Task item. Where in the records does the word "screenshot" occur? Copy each line in which it does.

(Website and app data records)
Content starts
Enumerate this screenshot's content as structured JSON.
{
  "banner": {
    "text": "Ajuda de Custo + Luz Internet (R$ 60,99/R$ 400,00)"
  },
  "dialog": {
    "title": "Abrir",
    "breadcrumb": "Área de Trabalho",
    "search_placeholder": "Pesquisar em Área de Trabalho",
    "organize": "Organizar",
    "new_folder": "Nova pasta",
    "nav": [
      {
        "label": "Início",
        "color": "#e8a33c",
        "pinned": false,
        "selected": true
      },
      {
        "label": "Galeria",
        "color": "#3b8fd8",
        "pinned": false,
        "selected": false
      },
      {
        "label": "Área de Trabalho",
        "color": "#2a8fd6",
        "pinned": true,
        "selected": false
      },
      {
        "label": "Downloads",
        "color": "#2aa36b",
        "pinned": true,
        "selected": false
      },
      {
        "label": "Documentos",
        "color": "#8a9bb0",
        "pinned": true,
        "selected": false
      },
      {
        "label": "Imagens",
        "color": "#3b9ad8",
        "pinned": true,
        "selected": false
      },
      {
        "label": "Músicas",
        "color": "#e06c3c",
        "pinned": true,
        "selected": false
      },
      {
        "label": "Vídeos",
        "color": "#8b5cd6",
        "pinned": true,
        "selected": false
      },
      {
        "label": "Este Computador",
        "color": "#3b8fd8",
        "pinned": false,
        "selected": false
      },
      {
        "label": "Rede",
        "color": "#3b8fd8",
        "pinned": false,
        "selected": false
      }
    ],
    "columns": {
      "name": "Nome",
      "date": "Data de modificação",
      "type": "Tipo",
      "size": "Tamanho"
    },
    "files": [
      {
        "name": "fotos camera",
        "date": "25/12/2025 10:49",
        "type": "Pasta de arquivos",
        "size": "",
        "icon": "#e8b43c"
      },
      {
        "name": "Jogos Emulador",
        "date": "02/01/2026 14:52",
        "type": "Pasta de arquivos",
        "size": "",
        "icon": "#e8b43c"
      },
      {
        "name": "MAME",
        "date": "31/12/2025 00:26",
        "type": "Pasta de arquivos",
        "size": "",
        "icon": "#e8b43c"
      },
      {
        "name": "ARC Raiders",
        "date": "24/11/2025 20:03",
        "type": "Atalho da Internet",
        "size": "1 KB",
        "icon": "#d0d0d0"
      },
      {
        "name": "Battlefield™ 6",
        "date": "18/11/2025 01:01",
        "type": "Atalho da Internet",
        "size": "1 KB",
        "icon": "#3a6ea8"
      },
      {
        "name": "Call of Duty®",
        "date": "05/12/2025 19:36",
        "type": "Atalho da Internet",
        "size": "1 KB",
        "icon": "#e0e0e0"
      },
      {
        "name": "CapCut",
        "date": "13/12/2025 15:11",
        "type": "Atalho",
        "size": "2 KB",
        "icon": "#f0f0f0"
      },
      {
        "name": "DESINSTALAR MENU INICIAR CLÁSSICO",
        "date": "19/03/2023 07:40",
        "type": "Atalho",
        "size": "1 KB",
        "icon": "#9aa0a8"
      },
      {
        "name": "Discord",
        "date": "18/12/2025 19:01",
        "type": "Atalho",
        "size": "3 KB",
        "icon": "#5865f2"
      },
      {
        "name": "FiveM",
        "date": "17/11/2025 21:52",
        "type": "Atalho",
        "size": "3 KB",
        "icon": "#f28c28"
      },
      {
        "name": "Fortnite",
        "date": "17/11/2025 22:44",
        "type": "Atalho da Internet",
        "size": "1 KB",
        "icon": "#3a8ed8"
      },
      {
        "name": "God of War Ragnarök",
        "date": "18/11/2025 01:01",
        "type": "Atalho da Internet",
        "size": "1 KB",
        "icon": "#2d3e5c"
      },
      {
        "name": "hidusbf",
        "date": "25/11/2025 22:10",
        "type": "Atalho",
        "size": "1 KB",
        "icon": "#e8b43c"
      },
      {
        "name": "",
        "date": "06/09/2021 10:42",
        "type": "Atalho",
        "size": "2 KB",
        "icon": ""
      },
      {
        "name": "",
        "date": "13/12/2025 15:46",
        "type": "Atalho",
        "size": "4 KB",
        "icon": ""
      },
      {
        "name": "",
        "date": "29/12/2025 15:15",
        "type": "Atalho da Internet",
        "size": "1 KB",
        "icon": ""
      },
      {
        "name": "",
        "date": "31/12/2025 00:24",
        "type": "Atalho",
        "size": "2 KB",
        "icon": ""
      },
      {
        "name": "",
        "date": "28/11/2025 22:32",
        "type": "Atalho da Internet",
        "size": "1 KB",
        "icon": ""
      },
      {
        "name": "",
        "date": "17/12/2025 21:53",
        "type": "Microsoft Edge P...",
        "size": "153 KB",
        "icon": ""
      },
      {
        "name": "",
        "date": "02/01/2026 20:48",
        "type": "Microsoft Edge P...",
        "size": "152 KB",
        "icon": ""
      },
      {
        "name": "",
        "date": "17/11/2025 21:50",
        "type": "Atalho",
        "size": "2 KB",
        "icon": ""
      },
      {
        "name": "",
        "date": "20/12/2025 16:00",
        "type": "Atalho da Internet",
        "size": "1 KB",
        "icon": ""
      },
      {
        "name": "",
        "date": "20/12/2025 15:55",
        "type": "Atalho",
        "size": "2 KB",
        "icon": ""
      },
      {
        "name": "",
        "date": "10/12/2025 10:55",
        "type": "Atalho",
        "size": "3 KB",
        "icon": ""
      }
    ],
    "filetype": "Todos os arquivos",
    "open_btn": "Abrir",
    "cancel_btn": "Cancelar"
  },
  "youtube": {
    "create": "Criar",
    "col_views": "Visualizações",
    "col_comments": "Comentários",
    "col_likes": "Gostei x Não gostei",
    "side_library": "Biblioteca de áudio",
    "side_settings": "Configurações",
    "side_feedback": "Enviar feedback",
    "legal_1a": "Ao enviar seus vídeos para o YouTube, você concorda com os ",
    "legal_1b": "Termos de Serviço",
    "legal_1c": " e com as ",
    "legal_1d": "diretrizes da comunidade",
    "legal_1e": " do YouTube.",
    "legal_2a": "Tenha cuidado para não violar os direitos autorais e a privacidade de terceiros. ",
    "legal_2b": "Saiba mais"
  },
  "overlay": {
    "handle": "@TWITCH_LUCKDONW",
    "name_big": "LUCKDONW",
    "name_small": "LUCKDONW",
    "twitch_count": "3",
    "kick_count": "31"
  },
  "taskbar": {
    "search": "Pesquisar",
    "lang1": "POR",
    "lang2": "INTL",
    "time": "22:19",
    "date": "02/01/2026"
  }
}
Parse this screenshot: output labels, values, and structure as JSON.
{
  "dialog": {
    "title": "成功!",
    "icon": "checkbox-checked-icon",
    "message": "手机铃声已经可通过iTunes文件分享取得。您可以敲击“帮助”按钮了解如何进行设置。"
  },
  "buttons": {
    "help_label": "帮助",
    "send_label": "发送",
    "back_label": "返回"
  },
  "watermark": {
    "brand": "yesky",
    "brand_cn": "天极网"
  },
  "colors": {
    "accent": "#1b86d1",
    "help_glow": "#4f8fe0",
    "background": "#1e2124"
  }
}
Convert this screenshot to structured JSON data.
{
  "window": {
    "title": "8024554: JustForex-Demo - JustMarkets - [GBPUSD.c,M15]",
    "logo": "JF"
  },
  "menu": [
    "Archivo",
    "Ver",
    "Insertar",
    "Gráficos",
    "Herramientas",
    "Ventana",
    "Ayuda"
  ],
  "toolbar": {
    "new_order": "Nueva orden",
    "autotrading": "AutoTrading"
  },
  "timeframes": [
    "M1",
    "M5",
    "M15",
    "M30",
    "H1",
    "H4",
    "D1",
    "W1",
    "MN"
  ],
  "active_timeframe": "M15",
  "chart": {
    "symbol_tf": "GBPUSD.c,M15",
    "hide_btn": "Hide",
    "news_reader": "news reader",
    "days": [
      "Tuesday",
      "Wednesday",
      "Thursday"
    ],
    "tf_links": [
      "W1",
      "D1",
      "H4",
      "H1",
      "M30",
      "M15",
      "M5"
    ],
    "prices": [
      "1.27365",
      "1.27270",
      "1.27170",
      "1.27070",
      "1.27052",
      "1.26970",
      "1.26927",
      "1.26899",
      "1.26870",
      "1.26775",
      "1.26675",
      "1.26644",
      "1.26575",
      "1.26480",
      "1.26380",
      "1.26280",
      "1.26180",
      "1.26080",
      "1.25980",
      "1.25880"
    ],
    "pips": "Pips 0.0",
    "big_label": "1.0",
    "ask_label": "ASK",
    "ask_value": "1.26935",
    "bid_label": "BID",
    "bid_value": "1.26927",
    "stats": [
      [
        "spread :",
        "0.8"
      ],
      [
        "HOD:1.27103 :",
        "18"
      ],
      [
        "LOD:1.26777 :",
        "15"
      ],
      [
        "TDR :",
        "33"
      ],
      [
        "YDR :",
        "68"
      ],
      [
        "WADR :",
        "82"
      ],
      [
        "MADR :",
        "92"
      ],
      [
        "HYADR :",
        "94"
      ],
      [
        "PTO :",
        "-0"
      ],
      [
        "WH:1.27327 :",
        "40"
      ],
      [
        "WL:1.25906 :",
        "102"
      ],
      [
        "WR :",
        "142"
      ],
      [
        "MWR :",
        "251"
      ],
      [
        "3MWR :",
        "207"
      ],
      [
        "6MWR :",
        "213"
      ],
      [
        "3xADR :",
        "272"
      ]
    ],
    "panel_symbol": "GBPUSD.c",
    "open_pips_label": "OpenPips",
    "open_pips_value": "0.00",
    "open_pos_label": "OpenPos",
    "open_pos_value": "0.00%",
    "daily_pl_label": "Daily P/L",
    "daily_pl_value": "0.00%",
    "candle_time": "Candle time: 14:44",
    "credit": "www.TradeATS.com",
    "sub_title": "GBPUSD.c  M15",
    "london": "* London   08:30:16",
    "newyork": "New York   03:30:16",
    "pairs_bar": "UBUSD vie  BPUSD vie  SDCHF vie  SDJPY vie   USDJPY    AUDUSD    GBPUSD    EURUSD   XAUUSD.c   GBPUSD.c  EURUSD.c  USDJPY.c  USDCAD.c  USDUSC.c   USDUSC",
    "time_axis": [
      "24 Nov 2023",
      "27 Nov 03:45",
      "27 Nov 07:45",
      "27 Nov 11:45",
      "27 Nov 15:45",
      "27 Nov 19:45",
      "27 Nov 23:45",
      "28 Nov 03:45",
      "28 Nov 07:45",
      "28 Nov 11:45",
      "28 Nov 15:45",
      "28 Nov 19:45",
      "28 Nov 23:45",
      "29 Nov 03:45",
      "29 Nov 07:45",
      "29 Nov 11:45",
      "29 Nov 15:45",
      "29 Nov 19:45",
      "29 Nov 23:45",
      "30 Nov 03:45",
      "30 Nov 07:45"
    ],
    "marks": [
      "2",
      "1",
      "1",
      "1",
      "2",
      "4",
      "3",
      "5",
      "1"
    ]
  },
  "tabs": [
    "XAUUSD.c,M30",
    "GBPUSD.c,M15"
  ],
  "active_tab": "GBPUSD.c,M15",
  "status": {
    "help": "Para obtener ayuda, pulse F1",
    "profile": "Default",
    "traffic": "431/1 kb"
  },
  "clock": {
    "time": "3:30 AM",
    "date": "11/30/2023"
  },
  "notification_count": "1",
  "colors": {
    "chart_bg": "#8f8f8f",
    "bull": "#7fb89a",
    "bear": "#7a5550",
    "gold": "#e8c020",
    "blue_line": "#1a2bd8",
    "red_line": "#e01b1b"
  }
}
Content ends
The completed task.
Enumerate this screenshot's content as structured JSON.
Parse this screenshot: output labels, values, and structure as JSON.
Convert this screenshot to structured JSON data.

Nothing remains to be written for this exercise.